- 4 cups all-purpose flour, plus more for dusting the work surface
- 1 tablespoon sugar
- 2 teaspoons kosher salt
- 16 tablespoons unsalted butter (2 sticks), cut into 1/2-inch cubes
- 1 large egg, beaten
- 3/4 cup cold water, plus more as needed
- For the Filling
- 2 tablespoons unsalted butter
- 1/2 cup finely diced onion (about 1/2 a medium onion)
- 1/4 cup finely diced celery (about 1 large stalk)
- 1/4 cup finely diced carrot (about 1 medium carrot)
- 2 teaspoons finely chopped fresh thyme
- 1 teaspoon finely minced fresh garlic (about 1 medium cloves)
- 1 1/2 cups roughly chopped leftover turkey
- 1 1/2 cups mashed potatoes
- 3 oz grated white cheddar
- Kosher salt
- Freshly ground black pepper, to taste
- 1 large egg, beaten
- 1 cup turkey gravy, warmed (optional)
- 1 cup cranberry sauce (optional)
- To make the dough: In a medium bowl, whisk together flour, sugar, and salt. Add in butter cubes and toss to break up and coat in flour. Using a pastry blender, cut butter into flour until butter is broken down to the size of small peas and flour has a mealy texture. Add in water and egg. Using a rubber spatula, gently knead dough, pushing it against sides of bowl, until a shaggy ball forms. If a dough ball is not forming, add in additional cold water, one tablespoon at a time, until a ball forms. Divide dough in half and gently press each piece into a roughly 6-inch disc. Wrap each piece of dough in plastic wrap and place in refrigerator for 1 hour and up to 2 days.
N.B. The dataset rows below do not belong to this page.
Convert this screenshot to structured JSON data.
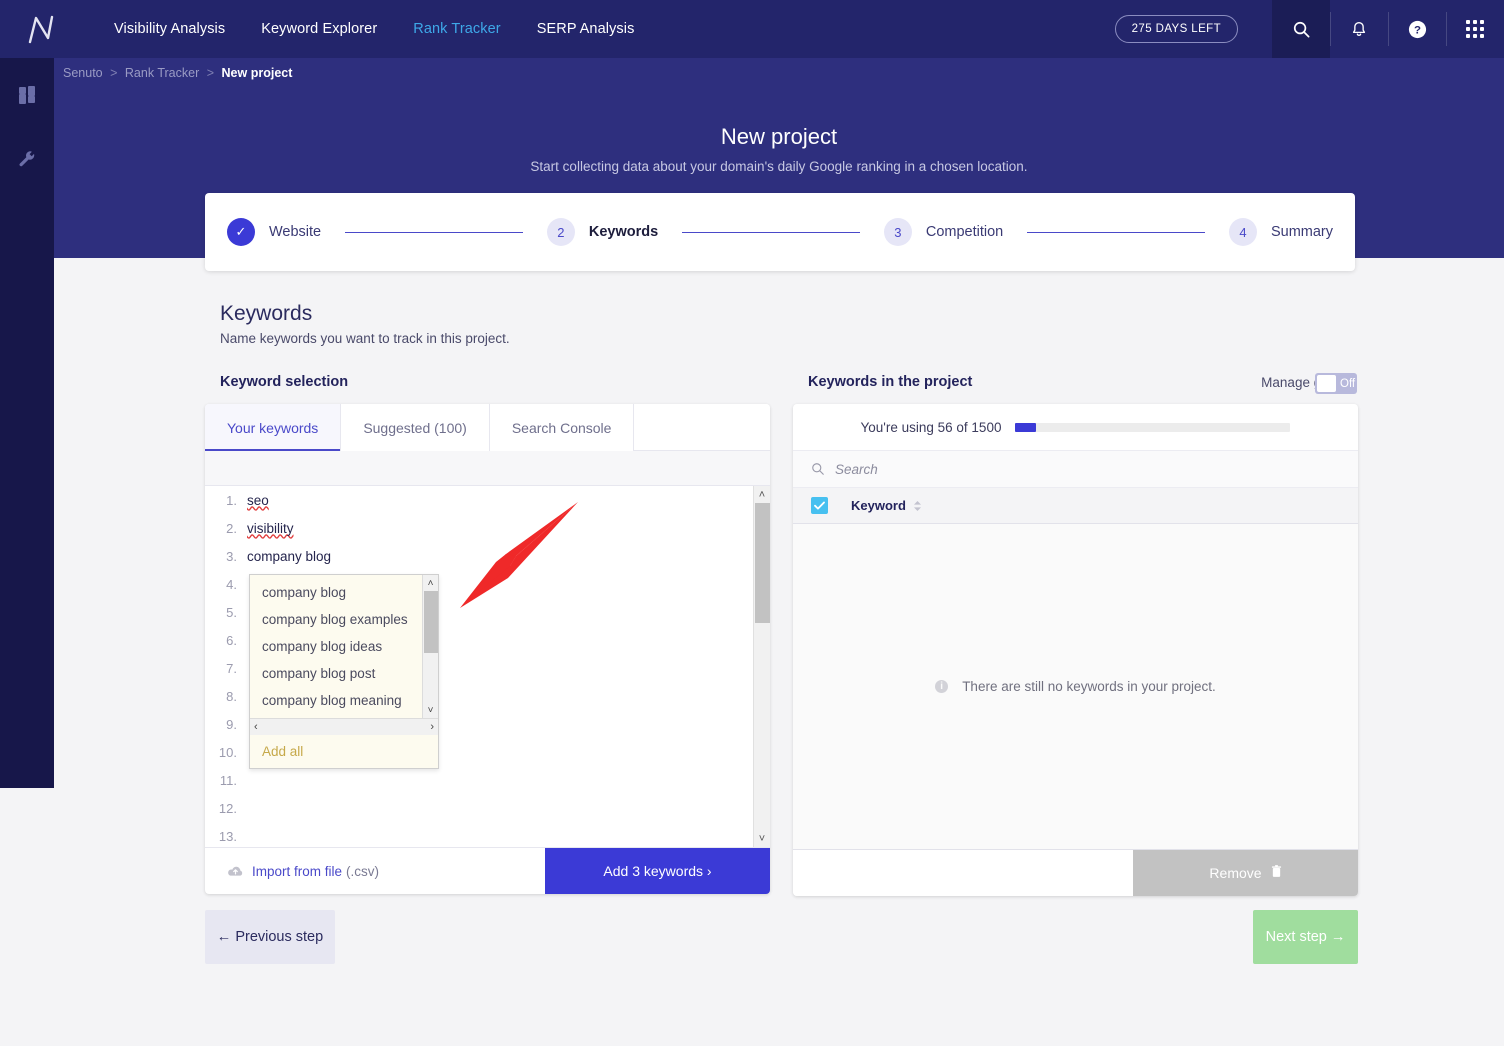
{
  "topbar": {
    "logo_icon": "senuto-logo-icon",
    "nav": [
      {
        "label": "Visibility Analysis",
        "active": false
      },
      {
        "label": "Keyword Explorer",
        "active": false
      },
      {
        "label": "Rank Tracker",
        "active": true
      },
      {
        "label": "SERP Analysis",
        "active": false
      }
    ],
    "days_left": "275 DAYS LEFT",
    "icons": [
      "search-icon",
      "bell-icon",
      "help-icon",
      "apps-grid-icon"
    ]
  },
  "rail": {
    "items": [
      "dashboard-grid-icon",
      "wrench-icon"
    ]
  },
  "breadcrumb": {
    "root": "Senuto",
    "section": "Rank Tracker",
    "current": "New project",
    "separator": ">"
  },
  "hero": {
    "title": "New project",
    "subtitle": "Start collecting data about your domain's daily Google ranking in a chosen location."
  },
  "stepper": {
    "steps": [
      {
        "num": "✓",
        "label": "Website",
        "state": "done"
      },
      {
        "num": "2",
        "label": "Keywords",
        "state": "current"
      },
      {
        "num": "3",
        "label": "Competition",
        "state": "pending"
      },
      {
        "num": "4",
        "label": "Summary",
        "state": "pending"
      }
    ]
  },
  "page": {
    "title": "Keywords",
    "subtitle": "Name keywords you want to track in this project."
  },
  "selection": {
    "heading": "Keyword selection",
    "tabs": [
      {
        "label": "Your keywords",
        "active": true
      },
      {
        "label": "Suggested (100)",
        "active": false
      },
      {
        "label": "Search Console",
        "active": false
      }
    ],
    "rows": [
      {
        "n": "1.",
        "text": "seo",
        "spellcheck": true
      },
      {
        "n": "2.",
        "text": "visibility",
        "spellcheck": true
      },
      {
        "n": "3.",
        "text": "company blog",
        "spellcheck": false
      },
      {
        "n": "4.",
        "text": "",
        "spellcheck": false
      },
      {
        "n": "5.",
        "text": "",
        "spellcheck": false
      },
      {
        "n": "6.",
        "text": "",
        "spellcheck": false
      },
      {
        "n": "7.",
        "text": "",
        "spellcheck": false
      },
      {
        "n": "8.",
        "text": "",
        "spellcheck": false
      },
      {
        "n": "9.",
        "text": "",
        "spellcheck": false
      },
      {
        "n": "10.",
        "text": "",
        "spellcheck": false
      },
      {
        "n": "11.",
        "text": "",
        "spellcheck": false
      },
      {
        "n": "12.",
        "text": "",
        "spellcheck": false
      },
      {
        "n": "13.",
        "text": "",
        "spellcheck": false
      }
    ],
    "autocomplete": {
      "items": [
        "company blog",
        "company blog examples",
        "company blog ideas",
        "company blog post",
        "company blog meaning"
      ],
      "add_all": "Add all",
      "scroll_left": "‹",
      "scroll_right": "›",
      "arrow_up": "˄",
      "arrow_down": "˅"
    },
    "import_label": "Import from file",
    "import_suffix": "(.csv)",
    "add_button": "Add 3 keywords ›"
  },
  "project": {
    "heading": "Keywords in the project",
    "manage_groups_label": "Manage groups",
    "toggle_state": "Off",
    "usage_text": "You're using 56 of 1500",
    "usage_used": 56,
    "usage_total": 1500,
    "search_placeholder": "Search",
    "column_header": "Keyword",
    "empty_message": "There are still no keywords in your project.",
    "remove_button": "Remove"
  },
  "footer": {
    "previous": "← Previous step",
    "next": "Next step →"
  },
  "colors": {
    "brand_dark": "#23256b",
    "hero": "#2e2f7e",
    "accent_blue": "#3b3ad6",
    "accent_cyan": "#3ea8e8",
    "checkbox": "#47c0f0",
    "next_green": "#a0dd9e",
    "remove_grey": "#c2c2c2",
    "dropdown_bg": "#fdfbef",
    "annotation_red": "#ef2929"
  }
}
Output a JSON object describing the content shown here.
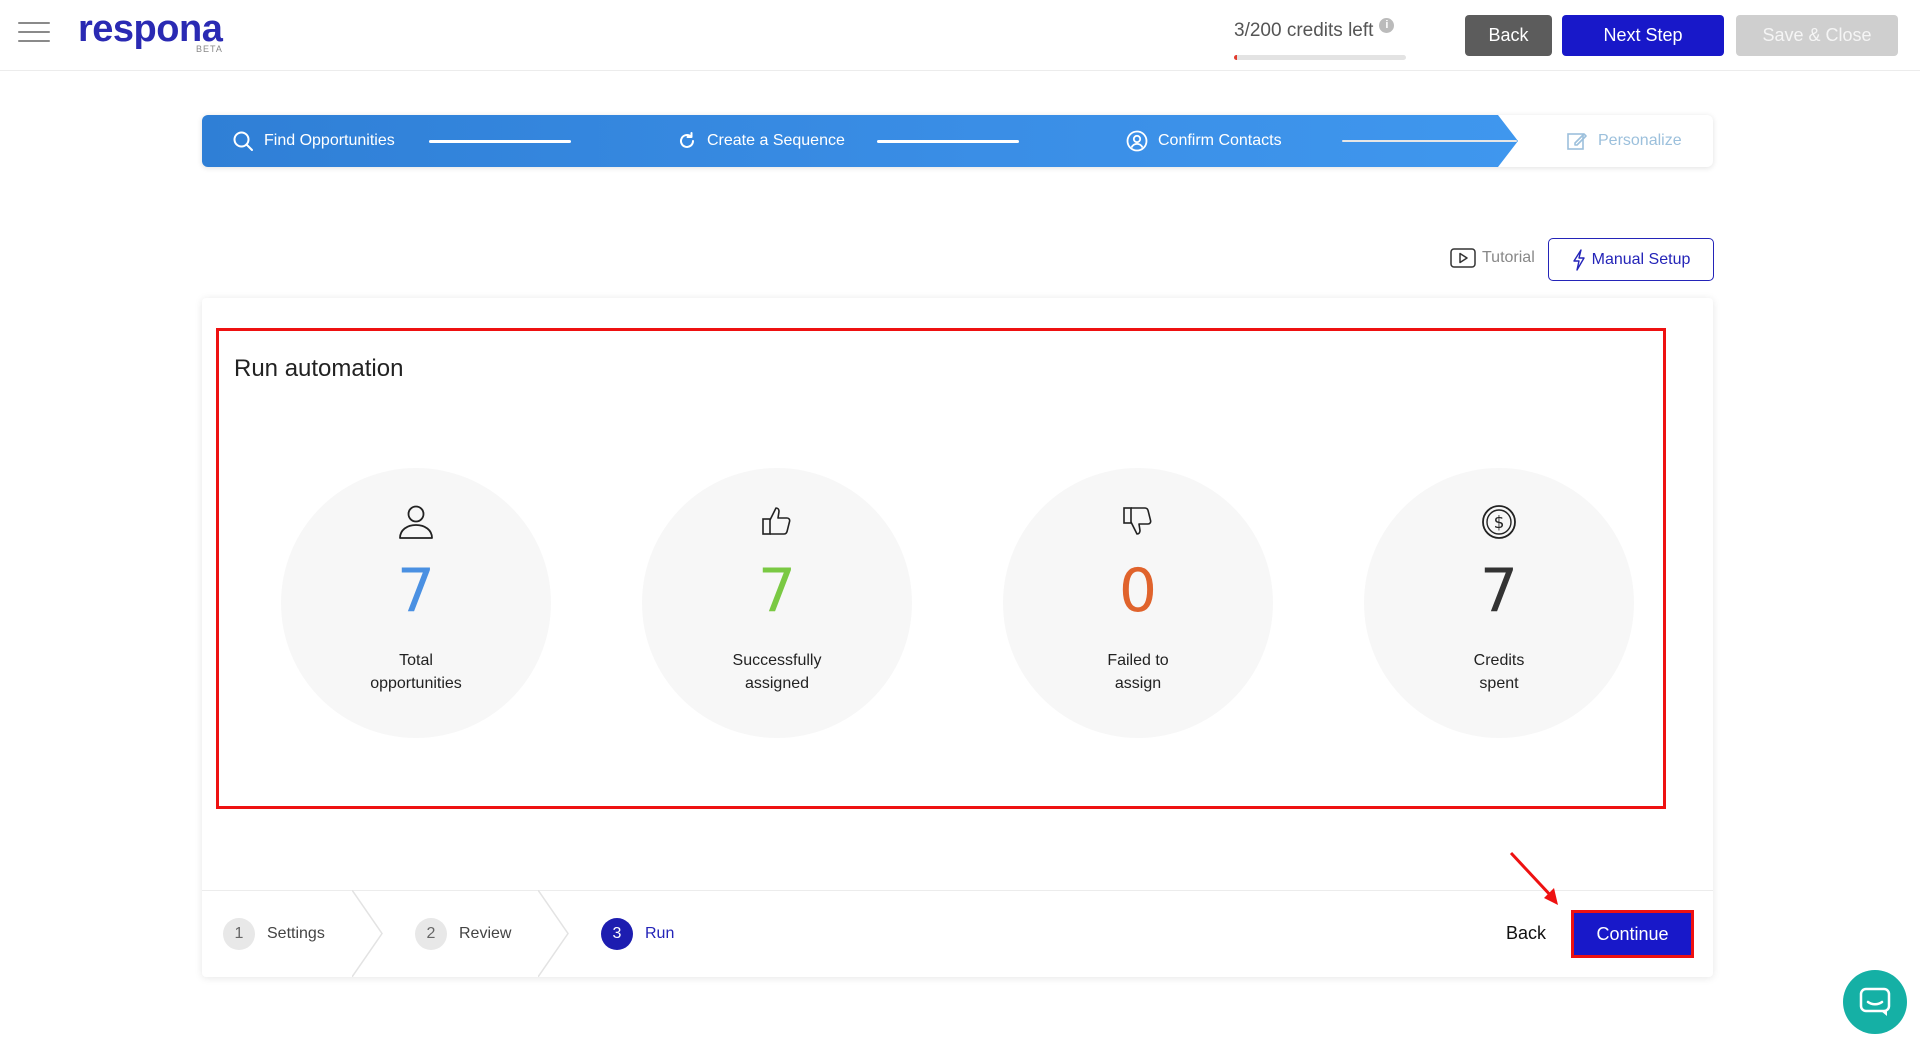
{
  "header": {
    "logo": "respona",
    "logo_badge": "BETA",
    "credits_text": "3/200 credits left",
    "credits_used_fraction": 0.015,
    "buttons": {
      "back": "Back",
      "next_step": "Next Step",
      "save_close": "Save & Close"
    }
  },
  "stepper": {
    "steps": [
      {
        "label": "Find Opportunities",
        "icon": "search-icon",
        "active": true
      },
      {
        "label": "Create a Sequence",
        "icon": "refresh-icon",
        "active": true
      },
      {
        "label": "Confirm Contacts",
        "icon": "user-circle-icon",
        "active": true
      },
      {
        "label": "Personalize",
        "icon": "edit-icon",
        "active": false
      }
    ]
  },
  "actions": {
    "tutorial": "Tutorial",
    "manual_setup": "Manual Setup"
  },
  "card": {
    "title": "Run automation",
    "stats": [
      {
        "value": "7",
        "label_line1": "Total",
        "label_line2": "opportunities",
        "icon": "user-icon",
        "color": "#4a90e2"
      },
      {
        "value": "7",
        "label_line1": "Successfully",
        "label_line2": "assigned",
        "icon": "thumbs-up-icon",
        "color": "#7ac943"
      },
      {
        "value": "0",
        "label_line1": "Failed to",
        "label_line2": "assign",
        "icon": "thumbs-down-icon",
        "color": "#e0632c"
      },
      {
        "value": "7",
        "label_line1": "Credits",
        "label_line2": "spent",
        "icon": "dollar-coin-icon",
        "color": "#333333"
      }
    ]
  },
  "footer": {
    "tabs": [
      {
        "num": "1",
        "label": "Settings"
      },
      {
        "num": "2",
        "label": "Review"
      },
      {
        "num": "3",
        "label": "Run"
      }
    ],
    "back": "Back",
    "continue": "Continue"
  },
  "colors": {
    "brand": "#1818c9",
    "stepper_blue": "#3a8ee6",
    "highlight_red": "#ee1111",
    "chat": "#15b0a5"
  }
}
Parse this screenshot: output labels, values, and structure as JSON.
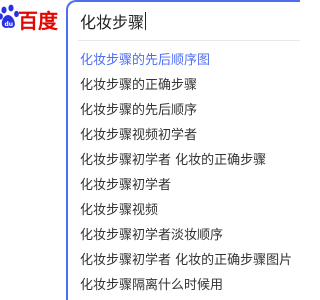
{
  "brand": {
    "logo_text": "百度",
    "logo_color": "#e10601"
  },
  "search": {
    "value": "化妆步骤",
    "accent_color": "#4e6ef2"
  },
  "suggestions": [
    {
      "text": "化妆步骤的先后顺序图"
    },
    {
      "text": "化妆步骤的正确步骤"
    },
    {
      "text": "化妆步骤的先后顺序"
    },
    {
      "text": "化妆步骤视频初学者"
    },
    {
      "text": "化妆步骤初学者 化妆的正确步骤"
    },
    {
      "text": "化妆步骤初学者"
    },
    {
      "text": "化妆步骤视频"
    },
    {
      "text": "化妆步骤初学者淡妆顺序"
    },
    {
      "text": "化妆步骤初学者 化妆的正确步骤图片"
    },
    {
      "text": "化妆步骤隔离什么时候用"
    }
  ],
  "icons": {
    "logo_icon": "baidu-paw-icon"
  }
}
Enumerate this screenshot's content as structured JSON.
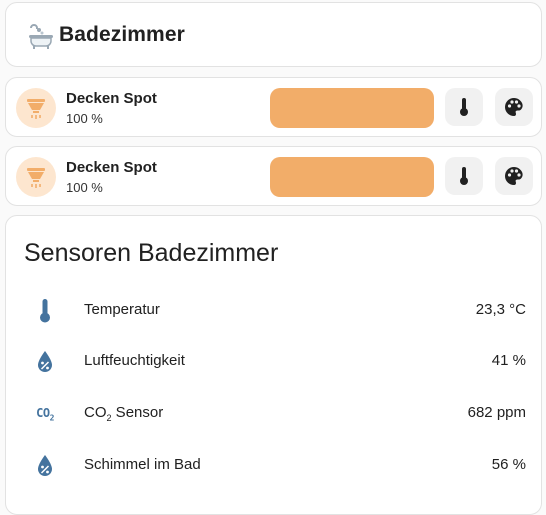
{
  "header": {
    "title": "Badezimmer",
    "icon": "bathtub-icon"
  },
  "lights": [
    {
      "name": "Decken Spot",
      "state": "100 %",
      "brightness_percent": 100,
      "icon": "ceiling-spot-icon"
    },
    {
      "name": "Decken Spot",
      "state": "100 %",
      "brightness_percent": 100,
      "icon": "ceiling-spot-icon"
    }
  ],
  "sensors": {
    "title": "Sensoren Badezimmer",
    "rows": [
      {
        "label": "Temperatur",
        "value": "23,3 °C",
        "icon": "thermometer-icon"
      },
      {
        "label": "Luftfeuchtigkeit",
        "value": "41 %",
        "icon": "water-percent-icon"
      },
      {
        "label": "CO",
        "label_sub": "2",
        "label_suffix": " Sensor",
        "value": "682 ppm",
        "icon": "co2-icon",
        "icon_text": "CO",
        "icon_sub": "2"
      },
      {
        "label": "Schimmel im Bad",
        "value": "56 %",
        "icon": "water-percent-icon"
      }
    ]
  },
  "colors": {
    "accent_orange": "#f2ad69",
    "icon_bg": "#fde6cf",
    "sensor_icon_blue": "#44739e"
  }
}
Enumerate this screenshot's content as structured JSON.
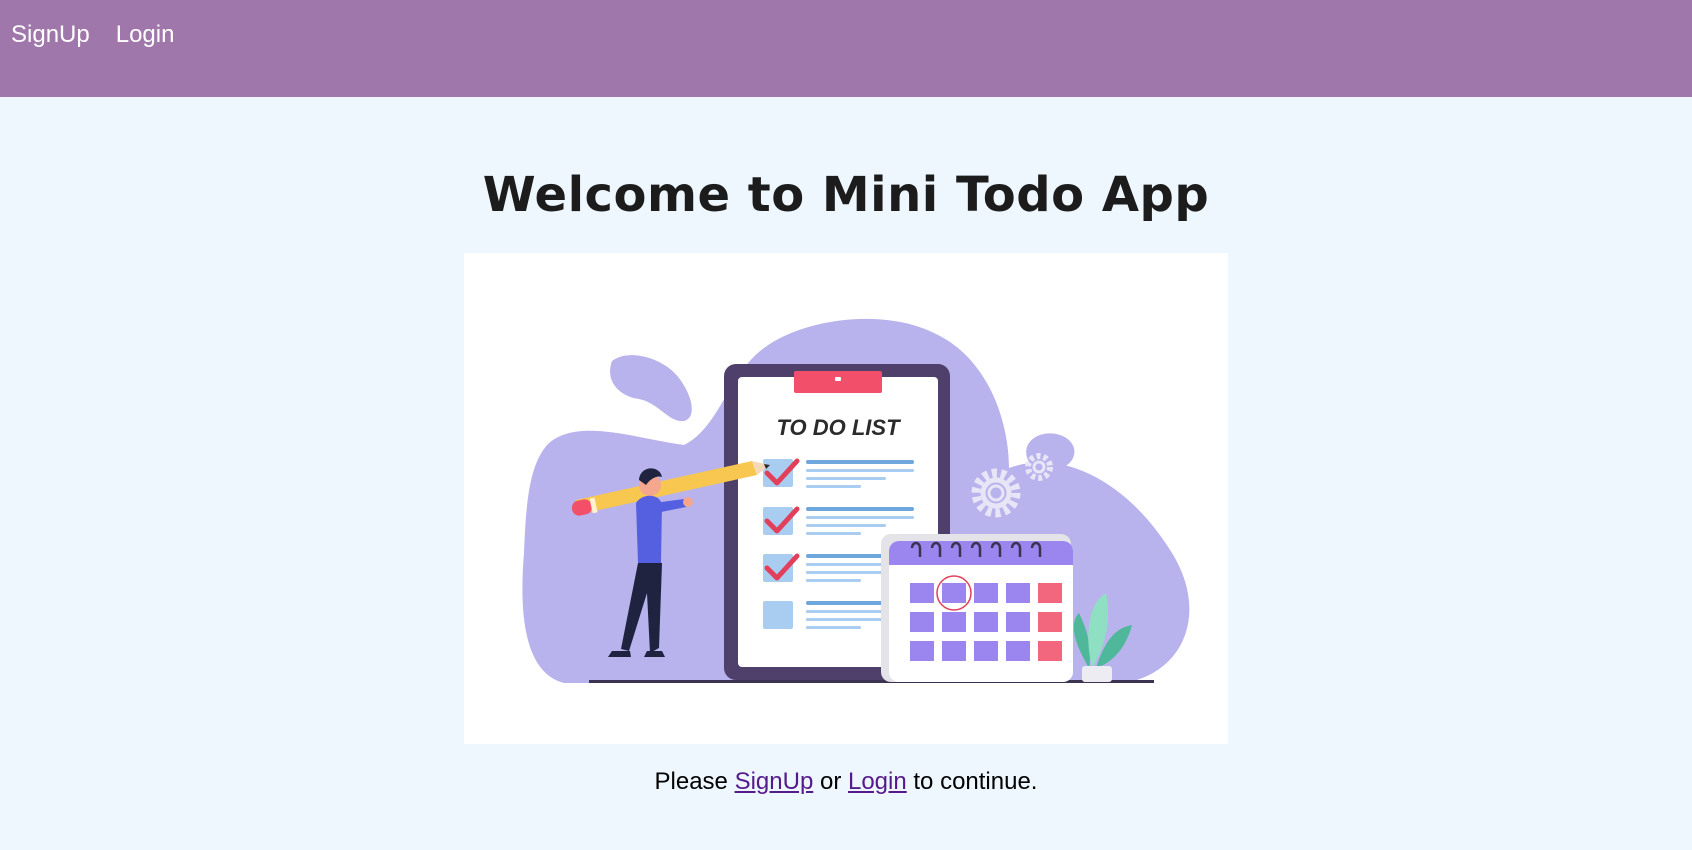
{
  "nav": {
    "signup_label": "SignUp",
    "login_label": "Login"
  },
  "main": {
    "title": "Welcome to Mini Todo App",
    "illustration": {
      "heading": "TO DO LIST",
      "icon": "todo-list-illustration"
    },
    "cta": {
      "prefix": "Please ",
      "signup_link": "SignUp",
      "middle": " or ",
      "login_link": "Login",
      "suffix": " to continue."
    }
  },
  "colors": {
    "navbar": "#a077aa",
    "page_background": "#eef7fe",
    "link": "#551a8b",
    "blob": "#b8b3ec",
    "clipboard": "#4e3f6b",
    "accent_red": "#f2506a",
    "calendar_cell": "#9b86ef"
  }
}
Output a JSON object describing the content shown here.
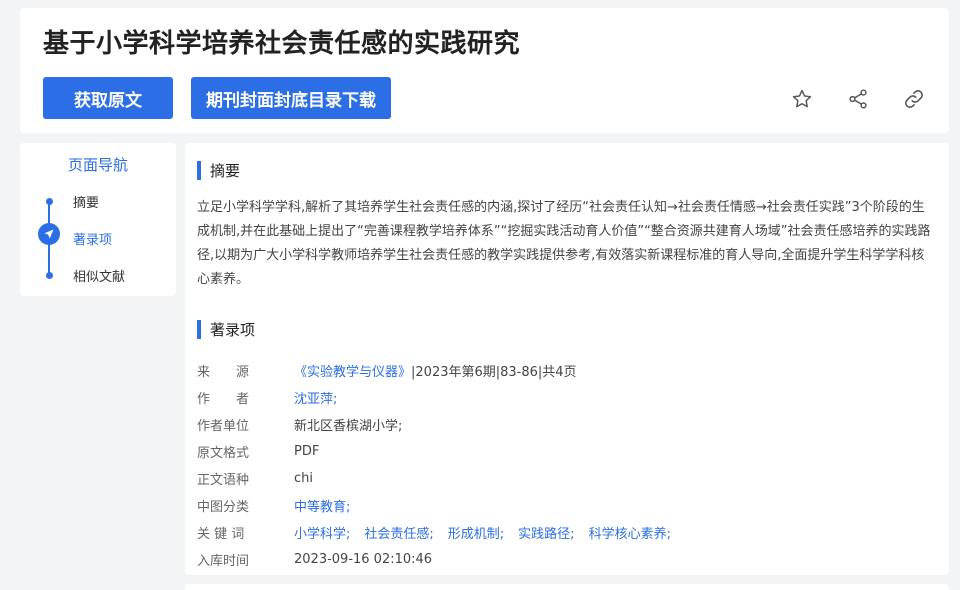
{
  "article": {
    "title": "基于小学科学培养社会责任感的实践研究",
    "get_original_label": "获取原文",
    "journal_download_label": "期刊封面封底目录下载"
  },
  "icons": {
    "favorite": "star-icon",
    "share": "share-icon",
    "link": "link-icon"
  },
  "nav": {
    "title": "页面导航",
    "items": [
      "摘要",
      "著录项",
      "相似文献"
    ],
    "active_index": 1
  },
  "abstract": {
    "heading": "摘要",
    "text": "立足小学科学学科,解析了其培养学生社会责任感的内涵,探讨了经历“社会责任认知→社会责任情感→社会责任实践”3个阶段的生成机制,并在此基础上提出了“完善课程教学培养体系”“挖掘实践活动育人价值”“整合资源共建育人场域”社会责任感培养的实践路径,以期为广大小学科学教师培养学生社会责任感的教学实践提供参考,有效落实新课程标准的育人导向,全面提升学生科学学科核心素养。"
  },
  "record": {
    "heading": "著录项",
    "source_label": "来　　源",
    "source_journal": "《实验教学与仪器》",
    "source_detail": "|2023年第6期|83-86|共4页",
    "author_label": "作　　者",
    "author": "沈亚萍;",
    "affiliation_label": "作者单位",
    "affiliation": "新北区香槟湖小学;",
    "format_label": "原文格式",
    "format": "PDF",
    "language_label": "正文语种",
    "language": "chi",
    "classification_label": "中图分类",
    "classification": "中等教育;",
    "keywords_label": "关 键 词",
    "keywords": [
      "小学科学;",
      "社会责任感;",
      "形成机制;",
      "实践路径;",
      "科学核心素养;"
    ],
    "indexed_label": "入库时间",
    "indexed_time": "2023-09-16 02:10:46"
  },
  "colors": {
    "accent": "#2b6ee6",
    "background": "#f3f4f6"
  }
}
- To make the filling: Melt butter in a small saucepan set over medium heat. When foaming subsides, add in onion, celery, and carrot and cook, stirring occasionally, until vegetables have softened, but not browned, about 8 minutes. Stir in thyme and garlic and cook until fragrant, about 1 minute. Remove pan from heat and set aside.
- In a medium bowl, mix together turkey, mashed potatoes, cheese, and vegetable mixture. Season filling with salt and pepper to taste.
- Preheat oven to 425 degrees. Remove 1 disc of dough from the refrigerator. Roll the dough out on a lightly floured work surface until about 1/8 inch thick. Using a 3 1/2-inch round biscuit cutter, cut out rounds and remove excess dough, saving for later. Place a heaping tablespoon of filling in the middle of each dough round. Seal dough around filling and crimp shut with fingers or the tines of a fork. Transfer empanadas to a parchment-lined baking sheet. Repeat process with second disc of dough and then saved excess dough.
- Brush empanadas with beaten egg. Transfer baking sheets to oven and bake until empanadas are golden brown, 20 to 25 minutes, switching and rotating the trays halfway through the baking time. Remove baking sheets from oven and let cool for 5 minutes. Transfer empanadas to a serving platter and serve with gravy and cranberry sauce, if desired.